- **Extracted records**

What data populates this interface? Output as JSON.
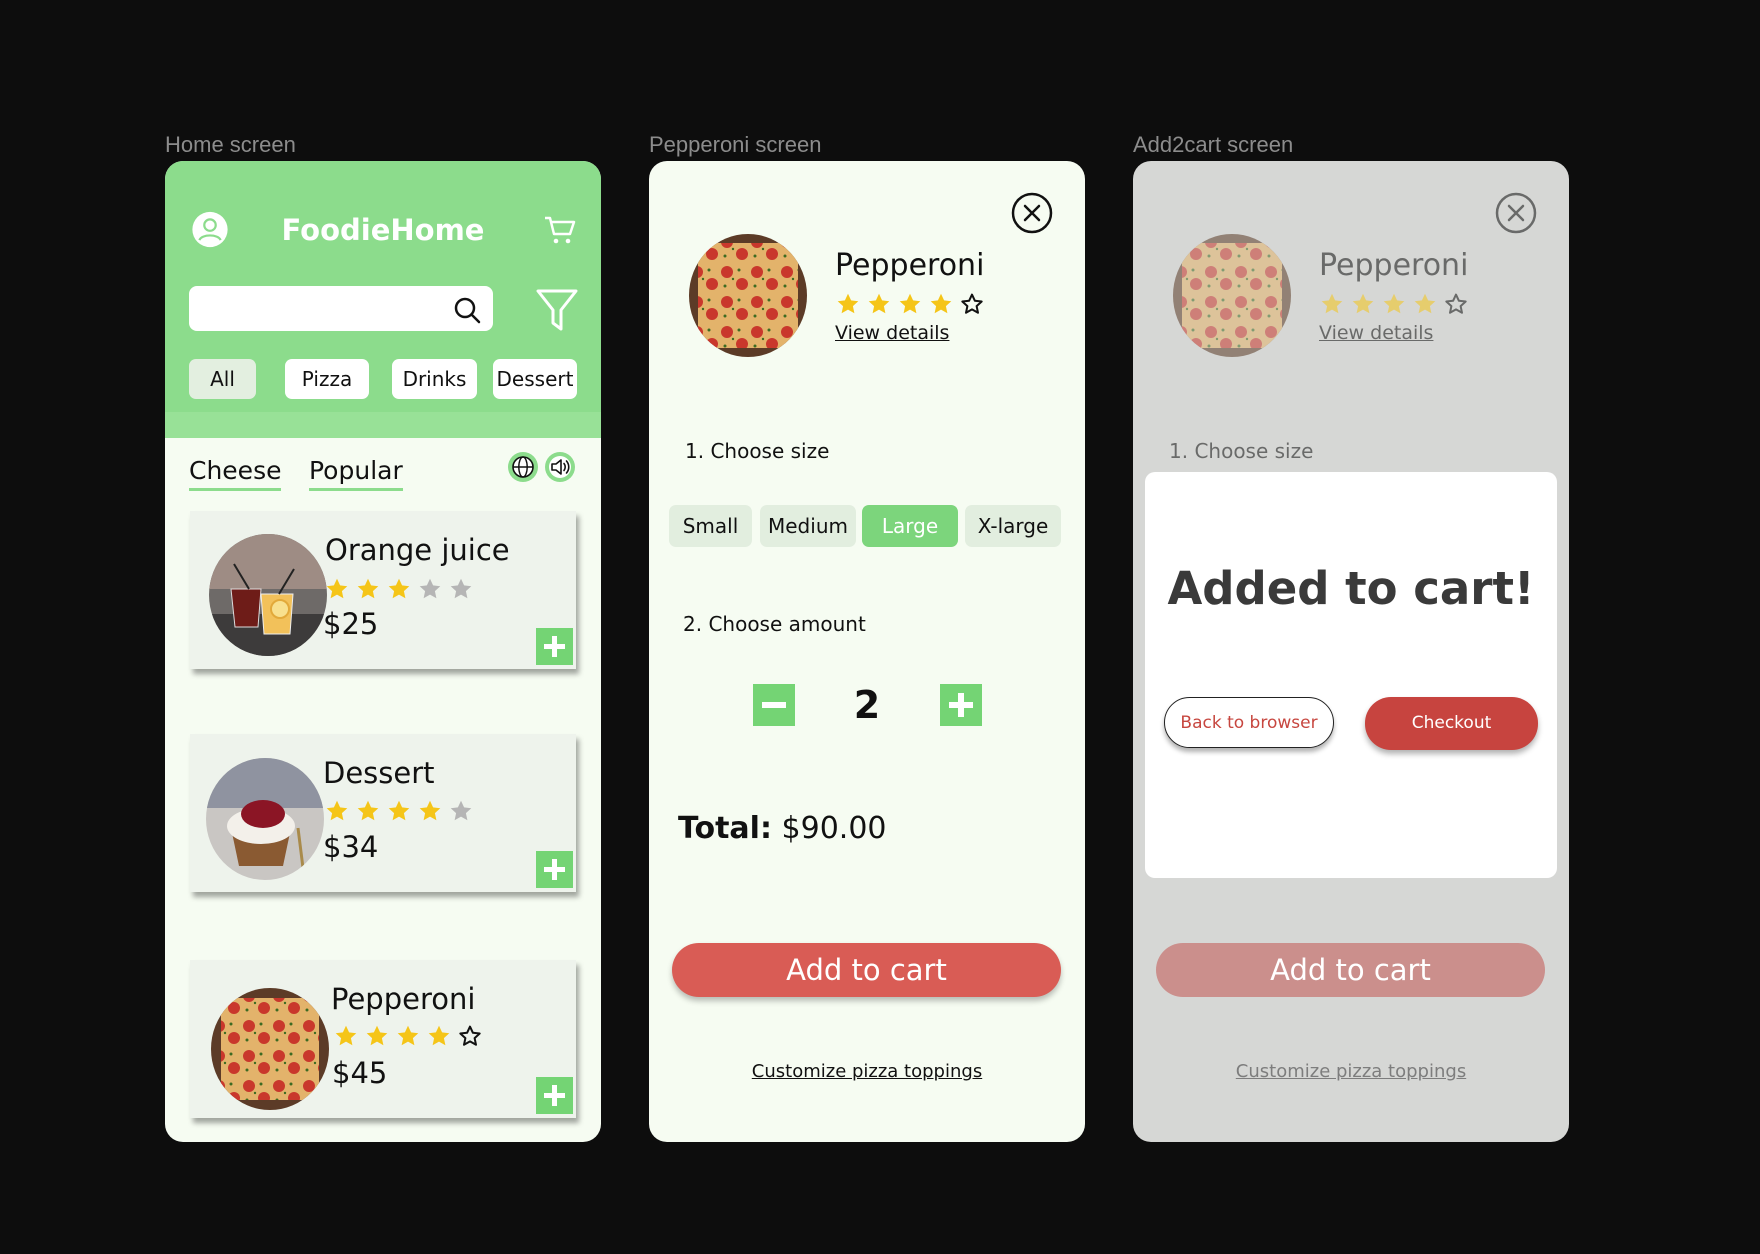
{
  "frames": {
    "home_label": "Home screen",
    "pepperoni_label": "Pepperoni screen",
    "add2cart_label": "Add2cart screen"
  },
  "colors": {
    "brand_green": "#8cdc8c",
    "accent_red": "#d95c55",
    "star_yellow": "#f5c518",
    "star_gray": "#b5b5b5"
  },
  "home": {
    "title": "FoodieHome",
    "icons": [
      "user-icon",
      "cart-icon",
      "search-icon",
      "filter-icon",
      "globe-icon",
      "speaker-icon"
    ],
    "search": {
      "value": "",
      "placeholder": ""
    },
    "chips": [
      {
        "label": "All",
        "active": true
      },
      {
        "label": "Pizza",
        "active": false
      },
      {
        "label": "Drinks",
        "active": false
      },
      {
        "label": "Dessert",
        "active": false
      }
    ],
    "tabs": [
      {
        "label": "Cheese"
      },
      {
        "label": "Popular"
      }
    ],
    "items": [
      {
        "name": "Orange juice",
        "rating": 3,
        "price": "$25"
      },
      {
        "name": "Dessert",
        "rating": 4,
        "price": "$34"
      },
      {
        "name": "Pepperoni",
        "rating": 4,
        "price": "$45"
      }
    ]
  },
  "product": {
    "name": "Pepperoni",
    "rating": 4,
    "view_details": "View details",
    "size_label": "1. Choose size",
    "sizes": [
      {
        "label": "Small",
        "selected": false
      },
      {
        "label": "Medium",
        "selected": false
      },
      {
        "label": "Large",
        "selected": true
      },
      {
        "label": "X-large",
        "selected": false
      }
    ],
    "amount_label": "2. Choose amount",
    "amount": "2",
    "total_label": "Total:",
    "total_value": "$90.00",
    "add_to_cart": "Add to cart",
    "customize": "Customize pizza toppings"
  },
  "cart_modal": {
    "title": "Added to cart!",
    "back_button": "Back to browser",
    "checkout_button": "Checkout"
  }
}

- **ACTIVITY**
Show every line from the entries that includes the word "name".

- **RESPONSE TO THIS TASK**
        "name": "Orange juice",
        "name": "Dessert",
        "name": "Pepperoni",
    "name": "Pepperoni",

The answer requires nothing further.